Q&A – the 2020 email threat landscape in Australia and New Zealand. With Thom Hooker.
In May we completed an in depth analysis of the millions of inboxes and billions of emails we filter for our 1000+ clients across Australia and New Zealand. We spoke to email evangelist and SMX co-founder Thom Hooker about what the results show and what they mean for business across the two countries.
Q: We see in the report that spam is 85% of all email volume, is it the threat it was?
A: Spam still is out there but it's not the threat that it was. Basically, two things have changed, I guess over the last few years that have affected spam attacks. One would be that our technology has changed an awful lot and we're now able to detect spam a lot better than we were. And the bad actors have changed tack a little bit and they're now creating targeted attacks, specifically targeting organisations. And in general, a lot of those attacks are ending up on 365 generally, because it's such a popular platform.
Q: Can you give us a quick breakdown of the current threat environment?
A: So the area that's currently under threat in this part of the world is commonly known as business email compromised, and that's generally a social engineering attack over email. It generally starts out with someone external to the organisation pretending to be someone within the organisation and they are spoofing or stealing a person's identity. Generally with the aim of either changing bank account details or sending some funds outside of the organisation to an external destination.
Q: Who are these threats generally affecting?
A: So generally these business email compromised attacks are targeting senior or mid level staff within an organisation that are involved in financial authorisation workflow processes. Once they have a legitimate conversation with one of those staff members engaged, they will then seek to open up that conversation and ultimately either get something like bank details changed or send funds externally outside the organisation to the nominated bank account.
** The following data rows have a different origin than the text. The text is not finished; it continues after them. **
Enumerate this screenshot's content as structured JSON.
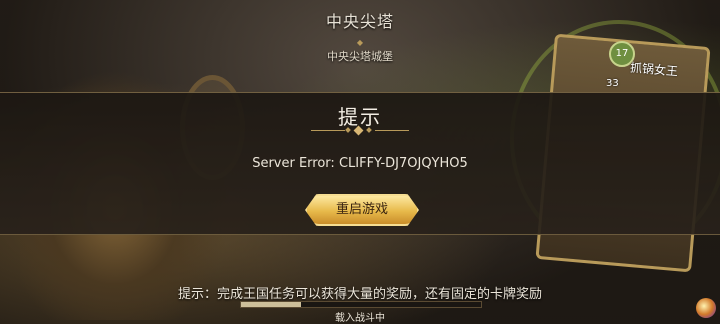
{
  "top": {
    "title": "中央尖塔",
    "subtitle": "中央尖塔城堡"
  },
  "card": {
    "name": "抓锅女王",
    "level": "17",
    "attack": "33"
  },
  "dialog": {
    "title": "提示",
    "message": "Server Error: CLIFFY-DJ7OJQYHO5",
    "button_label": "重启游戏"
  },
  "bottom": {
    "tip_label": "提示：",
    "tip_text": "完成王国任务可以获得大量的奖励，还有固定的卡牌奖励",
    "loading_text": "载入战斗中",
    "loading_progress": 0.25
  }
}
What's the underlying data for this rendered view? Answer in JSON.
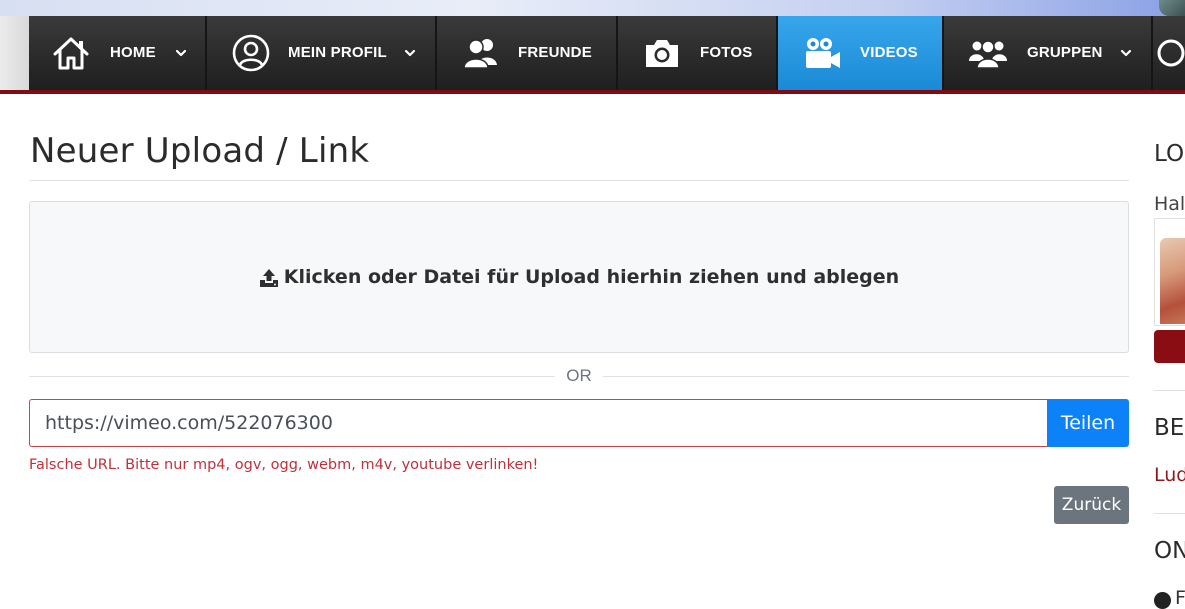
{
  "nav": {
    "items": [
      {
        "label": "HOME",
        "icon": "home-icon",
        "has_dropdown": true,
        "active": false
      },
      {
        "label": "MEIN PROFIL",
        "icon": "user-circle-icon",
        "has_dropdown": true,
        "active": false
      },
      {
        "label": "FREUNDE",
        "icon": "users-icon",
        "has_dropdown": false,
        "active": false
      },
      {
        "label": "FOTOS",
        "icon": "camera-icon",
        "has_dropdown": false,
        "active": false
      },
      {
        "label": "VIDEOS",
        "icon": "video-camera-icon",
        "has_dropdown": false,
        "active": true
      },
      {
        "label": "GRUPPEN",
        "icon": "group-icon",
        "has_dropdown": true,
        "active": false
      }
    ],
    "active_color": "#1b8ad6",
    "accent_line_color": "#7e0c12"
  },
  "main": {
    "title": "Neuer Upload / Link",
    "dropzone": {
      "icon": "upload-icon",
      "text": "Klicken oder Datei für Upload hierhin ziehen und ablegen"
    },
    "separator_text": "OR",
    "url_input": {
      "value": "https://vimeo.com/522076300",
      "placeholder": ""
    },
    "share_label": "Teilen",
    "error_text": "Falsche URL. Bitte nur mp4, ogv, ogg, webm, m4v, youtube verlinken!",
    "back_label": "Zurück"
  },
  "sidebar": {
    "heading_1": "LO",
    "greeting": "Hal",
    "heading_2": "BE",
    "link": "Lud",
    "heading_3": "ON",
    "dot_text": "F"
  },
  "colors": {
    "primary": "#0d81f7",
    "danger": "#c0303a",
    "secondary": "#6c757d",
    "brand_dark_red": "#8a0d14"
  }
}
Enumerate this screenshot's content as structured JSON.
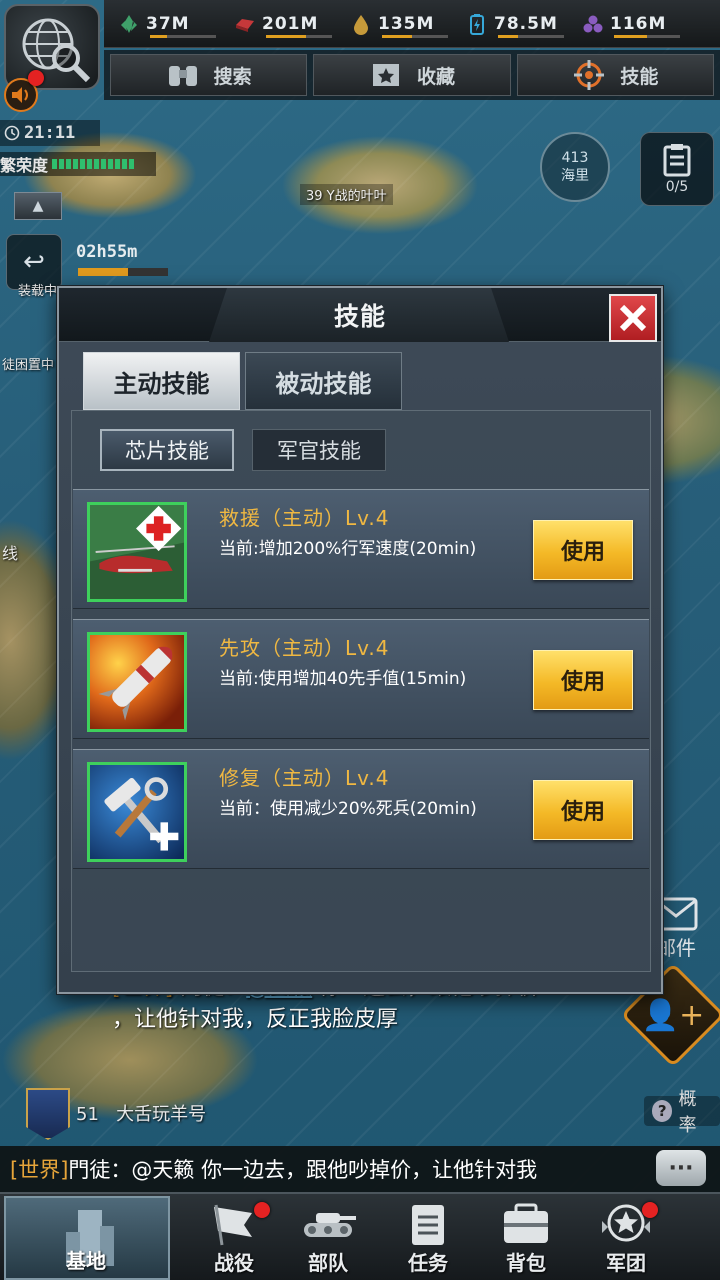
{
  "resources": [
    {
      "name": "crystal",
      "value": "37M",
      "color": "#3fa06a",
      "fill": 0.25
    },
    {
      "name": "metal",
      "value": "201M",
      "color": "#c6383a",
      "fill": 0.6
    },
    {
      "name": "oil",
      "value": "135M",
      "color": "#c69a3a",
      "fill": 0.45
    },
    {
      "name": "energy",
      "value": "78.5M",
      "color": "#36a8d8",
      "fill": 0.3
    },
    {
      "name": "rare",
      "value": "116M",
      "color": "#8a5cc0",
      "fill": 0.5
    }
  ],
  "top_actions": {
    "search": "搜索",
    "favorite": "收藏",
    "skill": "技能"
  },
  "left_panel": {
    "clock": "21:11",
    "prosperity_label": "繁荣度",
    "timer": "02h55m",
    "timer_fill": 0.55,
    "tag_supply": "装载中",
    "tag_sleep": "徒困置中",
    "tag_line": "线"
  },
  "map": {
    "distance_value": "413",
    "distance_unit": "海里",
    "task_count": "0/5",
    "island_label": "39  Y战的叶叶"
  },
  "modal": {
    "title": "技能",
    "tabs": [
      "主动技能",
      "被动技能"
    ],
    "subtabs": [
      "芯片技能",
      "军官技能"
    ],
    "use_label": "使用",
    "skills": [
      {
        "name": "救援（主动）Lv.4",
        "desc": "当前:增加200%行军速度(20min)",
        "icon": "rescue-helicopter-icon"
      },
      {
        "name": "先攻（主动）Lv.4",
        "desc": "当前:使用增加40先手值(15min)",
        "icon": "missile-icon"
      },
      {
        "name": "修复（主动）Lv.4",
        "desc": "当前：使用减少20%死兵(20min)",
        "icon": "repair-tools-icon"
      }
    ]
  },
  "chat_overlay": {
    "channel": "[世界]",
    "sender": "門徒：",
    "mention": "@天籁",
    "line1": " 你一边去，跟他吵掉价",
    "line2": "，让他针对我，反正我脸皮厚"
  },
  "base_label": {
    "level": "51",
    "name": "大舌玩羊号"
  },
  "chat_strip": {
    "channel": "[世界]",
    "text": "門徒：@天籁  你一边去，跟他吵掉价，让他针对我"
  },
  "side": {
    "mail_label": "邮件",
    "probability": "概率"
  },
  "bottom_nav": {
    "base": "基地",
    "battle": "战役",
    "troops": "部队",
    "tasks": "任务",
    "bag": "背包",
    "legion": "军团"
  }
}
Q: Other than a robust email filtering system, what tools or tactics do you recommend organisations employ to better protect themselves?
A: So firstly training's a really important key to help defend against these kind of attacks; training staff to learn what a bad email looks like and to avoid opening them. Secondly, deploying multi-layered technology defences against these types of attacks is really important too. Technology is now able to automatically detect a large number of these sorts of attacks. Thirdly, deploying custom rules that are specific to your organisation's needs around the DLP, whitelisting and blacklisting type scenarios. Finally, probably the most important tool at the moment is deploying DMARC which really helps defend against business email compromised attacks.